Layla Moran has lead in writing a cross-party letter calling on the Government to support waiver to stop intellectual property barriers from restricting access to COVID-19 vaccine.
Read the letter below, a plain text description is a the bottom of this page:
Dear Liz and Alok,
As a cross party group of parliamentarians, we urge the UK Government to support the adoption of the decision text proposed by India and South Africa for “Waiver from certain provisions of the Agreement on Trade Related Aspects of Intellectual Property Rights (TRIPS) for the prevention, containment and treatment of COVID-19” (Waiver Proposal). The aim of this Waiver is to prevent intellectual property (IP) barriers from restricting access to COVID-19 medicines, tools, devices and vaccines to ensure all health systems are equipped with the health technologies they need to end this pandemic. We are deeply concerned by the lack of support for the Waiver in the UK representative’s statement at the recent TRIPS Council meeting on 15th October for the following reasons:
• During the COVID-19 crisis, treatment providers and governments have had to grapple with intellectual property barriers (patents, trade secrets, industrial designs and copyright protections) to essential products such as respirators, ventilator valves, therapeuticsand reagents for test kits. In addition, new promising monoclonal antibody treatments for COVID-19 are being trialled but they are already under patent protection which would limit access in many low and middle income countries (LMICs). If effective, maximising supply and meeting global demand for these treatments will be challengingunless governments take action now to address these barriers. There are numerous examples of when IP barriers have blocked access to life-saving vaccine products in the past, including for the pneumococcal conjugate vaccines (PCV) and human papillomavirus (HPV) vaccines.
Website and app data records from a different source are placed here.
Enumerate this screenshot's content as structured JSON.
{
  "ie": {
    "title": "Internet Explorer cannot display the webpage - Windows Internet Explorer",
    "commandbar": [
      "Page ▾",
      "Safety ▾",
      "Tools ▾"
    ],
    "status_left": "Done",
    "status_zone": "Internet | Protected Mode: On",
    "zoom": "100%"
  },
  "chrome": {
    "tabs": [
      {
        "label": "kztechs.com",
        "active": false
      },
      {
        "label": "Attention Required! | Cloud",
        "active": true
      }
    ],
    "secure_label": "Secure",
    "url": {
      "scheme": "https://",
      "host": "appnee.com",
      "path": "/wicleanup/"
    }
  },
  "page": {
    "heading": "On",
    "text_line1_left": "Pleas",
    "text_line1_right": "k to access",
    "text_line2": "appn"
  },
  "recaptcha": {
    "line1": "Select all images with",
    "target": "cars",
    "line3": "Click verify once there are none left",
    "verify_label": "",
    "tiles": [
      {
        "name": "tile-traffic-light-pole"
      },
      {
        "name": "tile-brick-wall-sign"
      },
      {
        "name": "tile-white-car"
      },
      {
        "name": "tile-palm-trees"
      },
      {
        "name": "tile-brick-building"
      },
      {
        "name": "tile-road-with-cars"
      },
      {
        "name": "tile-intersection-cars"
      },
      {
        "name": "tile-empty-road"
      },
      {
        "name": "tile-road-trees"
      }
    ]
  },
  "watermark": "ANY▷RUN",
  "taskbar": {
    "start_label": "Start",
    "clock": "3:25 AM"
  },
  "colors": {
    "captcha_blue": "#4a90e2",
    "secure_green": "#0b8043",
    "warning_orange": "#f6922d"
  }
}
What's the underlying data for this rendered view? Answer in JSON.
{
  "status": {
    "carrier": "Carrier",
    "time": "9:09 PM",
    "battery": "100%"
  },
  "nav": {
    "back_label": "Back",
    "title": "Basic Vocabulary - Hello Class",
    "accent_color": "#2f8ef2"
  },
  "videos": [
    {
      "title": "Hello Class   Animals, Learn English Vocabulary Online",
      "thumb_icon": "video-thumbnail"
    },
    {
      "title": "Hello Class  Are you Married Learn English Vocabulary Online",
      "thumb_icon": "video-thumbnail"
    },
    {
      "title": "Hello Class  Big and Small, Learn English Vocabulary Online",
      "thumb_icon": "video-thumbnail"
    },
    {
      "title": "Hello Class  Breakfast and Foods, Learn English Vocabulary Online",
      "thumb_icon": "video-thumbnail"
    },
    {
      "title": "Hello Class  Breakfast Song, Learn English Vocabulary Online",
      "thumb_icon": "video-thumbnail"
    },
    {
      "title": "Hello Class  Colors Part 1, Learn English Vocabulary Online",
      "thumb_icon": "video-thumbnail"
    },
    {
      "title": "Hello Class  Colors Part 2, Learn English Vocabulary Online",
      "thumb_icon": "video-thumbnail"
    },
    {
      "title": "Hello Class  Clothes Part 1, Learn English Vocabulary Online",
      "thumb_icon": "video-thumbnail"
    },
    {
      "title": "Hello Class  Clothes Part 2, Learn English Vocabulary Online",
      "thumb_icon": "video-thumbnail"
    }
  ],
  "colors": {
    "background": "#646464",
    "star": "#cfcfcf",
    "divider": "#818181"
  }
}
- These are not just issues for LMICs. Last month, there was a shortage of COVID-19 medicine, remdesivir, leading to rationing on the NHS. Remdesivir is under patent and owned by pharmaceutical company Gilead who have granted a voluntary license on the treatment which excludes nearly half of the world’s population, including the UK. Furthermore, despite receiving more than US70.5 millionin public funding to develop remdesivir, Gilead is selling the medicine at £1,802 (US$2,340) for a five-day treatment course in most countries -even though it can be manufactured for as little as £6.93 (US$9) per treatment course.
It is against this backdrop that the Indian and South African Governments asked the World Trade Organization (WTO)on the 15th October 2020 to allow all countries to choose to neither grant nor enforce patents and other intellectual property (IP) related to COVID-19 drugs, vaccines, diagnostics and other technologies for the duration of the pandemic, until global herd immunity is achieved. Specifically the Waiver Proposal applies to Section 1 (copyrights and related rights), 4 (industrial design), 5 (patents) and 7 (protection of undisclosed information) of Part II of the TRIPS Agreement. The proposed waiver would be applicable only to COVID-19. It does not suggest a waiver from all TRIPS obligations, nor does it suggest a waiver beyond what is needed for COVID-19 prevention, containment and treatment.The historical and recent actions by pharmaceutical corporations shows that we cannot rely on their exclusive rights and limited voluntary actions to end this global pandemic. And even though there are existing public health safeguards within the TRIPS Agreement (TRIPS flexibilities) there are often territorial and procedural restrictions that mean they can only be applied on a product-by-product basis or country-by-country basis, making this time consuming and difficult for countries to collaborate around research and manufacturing. Instead we need a more immediate global solution based on collaboration and solidarity with the overall aim of increasing manufacturing capacity to ensure sufficient supplies of vaccines, treatments and other health products to enable all countries to tackle COVID-19. By removing IP barriers the Waiver proposal will help this to happen; not only will it speed up research and development and maximise manufacturing capacity it will also make products more affordable by enabling generic competition to help drive down prices.
Over recent months the UK has led calls for global collaboration and solidarity to end this pandemic and has supported calls for COVID-19 medical products to be treated as “global public goods”. We welcome the UK’s contribution of £500m to the COVID-19 Vaccines Global Access (COVAX) Advance Market Commitment (AMC), as well as an additional £71m for the COVAX Facility. However,the COVAX Facility can only be truly effective at managing global access to future vaccines if there are enough doses to go around and this is beyond the capacities of a handful of companies. We are only at the beginning of tackling this pandemic and we need a longer-term solution that focuses on enabling a rapid scaling-up of production by multiple manufacturers across many countries to meet global demand. Access can’t be an after-thought, we have learned from the AIDS crisis that allowing intellectual property rights to take precedence over human rights will have a catastrophic impact. We can’t allow the same mistakes to be made again. Not only will artificially restricting supply through IP monopolies lead to huge loss of life it will also exacerbate an already spiralling economic crises on a national and global scale. We therefore strongly request that the UK Government support the proposed IP Waiver at the upcoming World Trade Organisation meetings to ensure all countries have access to the tools they need to protect their populations and end this pandemic for all.
Layla Moran MP